City officials today unwrapped a wishbook of projects to turn Boston into a 21st-century city with reliable transit service that connects people in remote neighborhoods with jobs in growing districts nowhere near downtown and with bike lanes and sidewalks that become safe and reliable ways to get around.
The Go Boston 2030 plan is based in part on existing projects and proposals - such as the T's purchase of new Red and Orange Line trains and the creation of a new West Station transit hub at the old Allston train yard that Harvard wants to turn into a new neighborhood.
But the plan also calls for a city commitment to spend money over the next 15 years on everything from "rapid bus" service between Mattapan to the Longwood Medical Area and on Washington Street between Forest Hills and Roslindale Square, to working with the state to get the Fairmount Line working more like a subway and to bringing rail service to the South Boston Waterfront via the long unused Track 61.
But even more ambitiously - and without putting a specific price tag on it - the plan calls on Boston to create a new transit district with neighboring towns that would have the authority to build new street-car lines and mini-bus routes, to get people around a region where jobs are increasingly in areas well away from downtown Boston, such as the Longwood area, Harvard's planned Allston expansion and even Widett Circle on the Dorchester/South Boston line.

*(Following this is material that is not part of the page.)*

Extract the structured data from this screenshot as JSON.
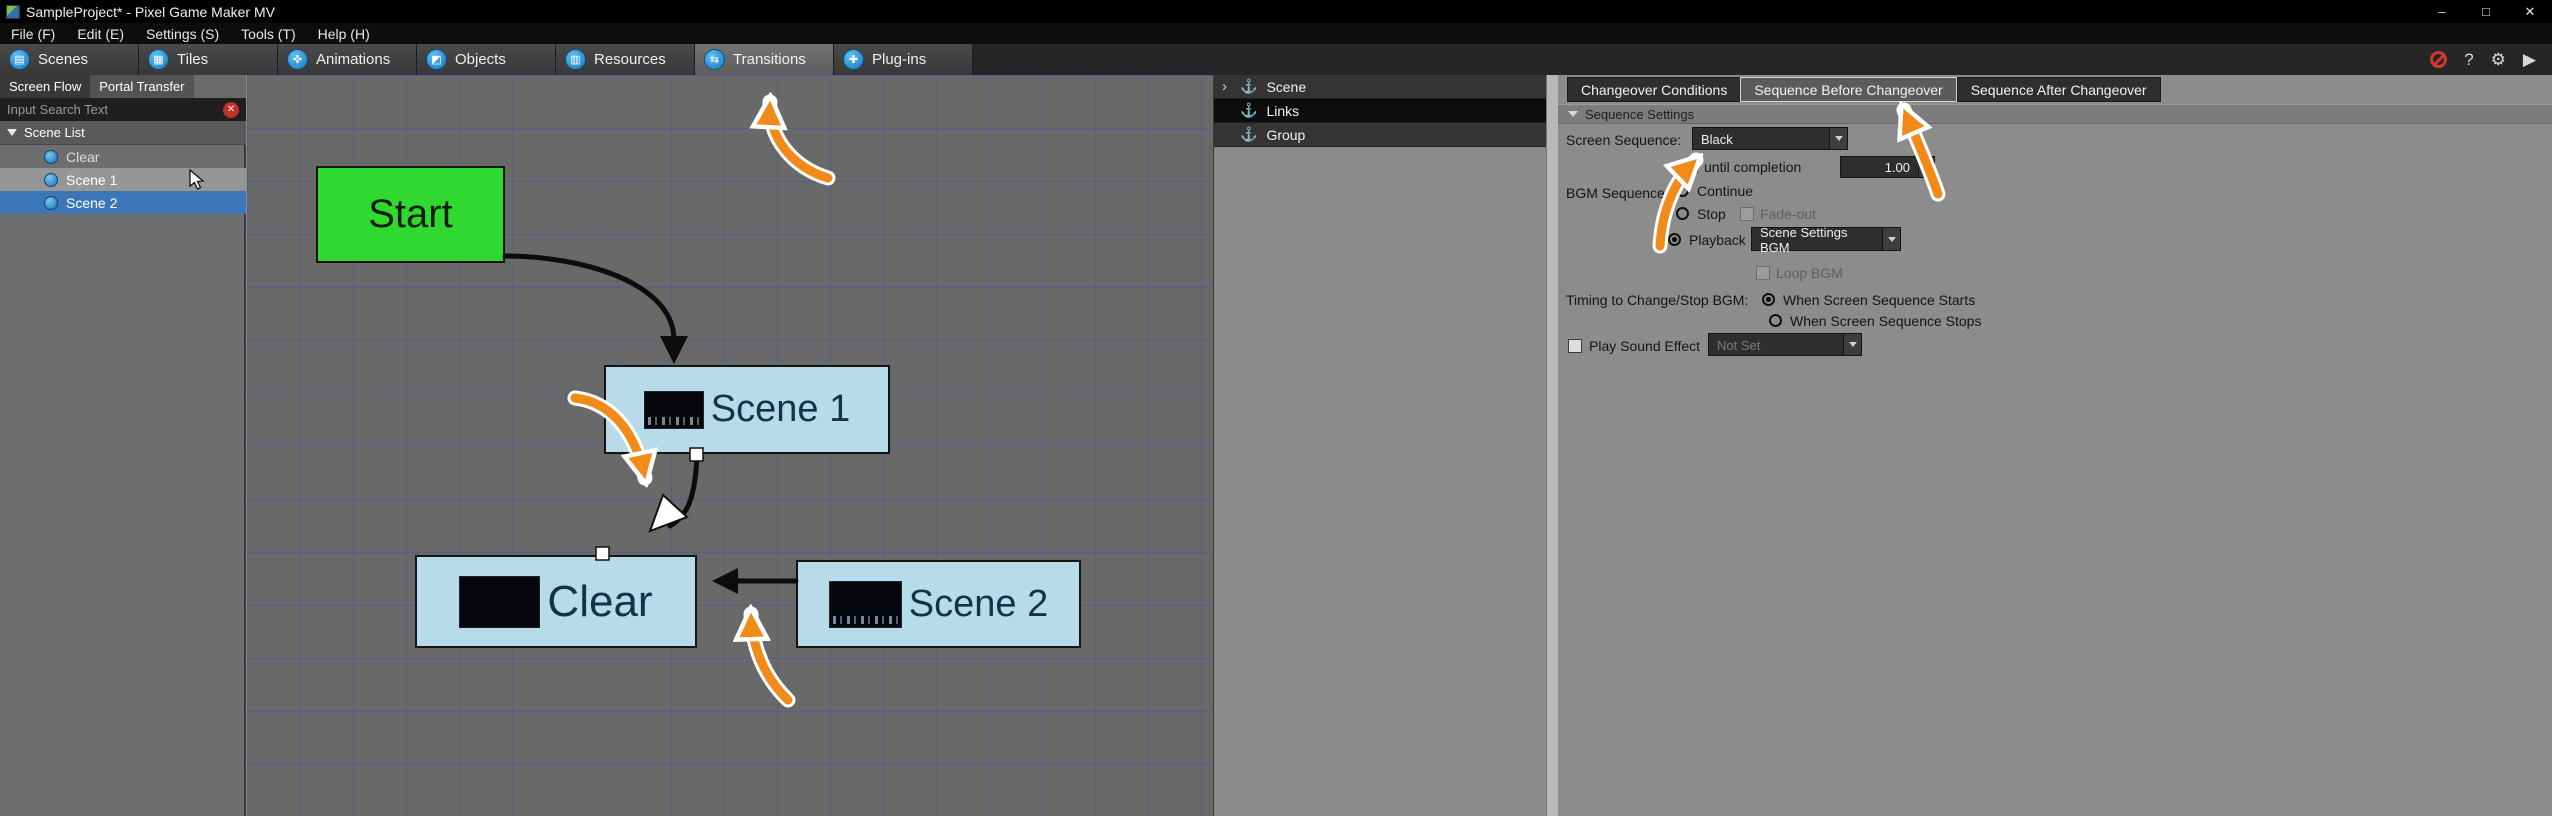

Boston will spearhead a new core transit district in collaboration with nearby communities to provide additional transit services that expand the MBTA's capacity within the broader region. Building off of local shuttle successes, the district would focus on non-competing modes that may include shared transportation and technology providers that could extend the range of MBTA transit or alternative modes of travel such as mini-buses, streetcars, or urban rail on routes such as the Fairmount Indigo Line. Boston would complement this with a new transit streets initiative that focuses on speeding up buses and improving the passenger experience on city streets. Broader and creative revenue sources would help fund new services and improvements, and integrated fare payment and information technologies would make the services feel seamlessly integrated with the MBTA.
And, the report posits a sort of mega-CharlieCard that would let users pay for everything from a ride on the Orange Line to renting a ZipCar or paying for a ride in a driverless ride-share car.
Complete list of possible projects (73M PDF).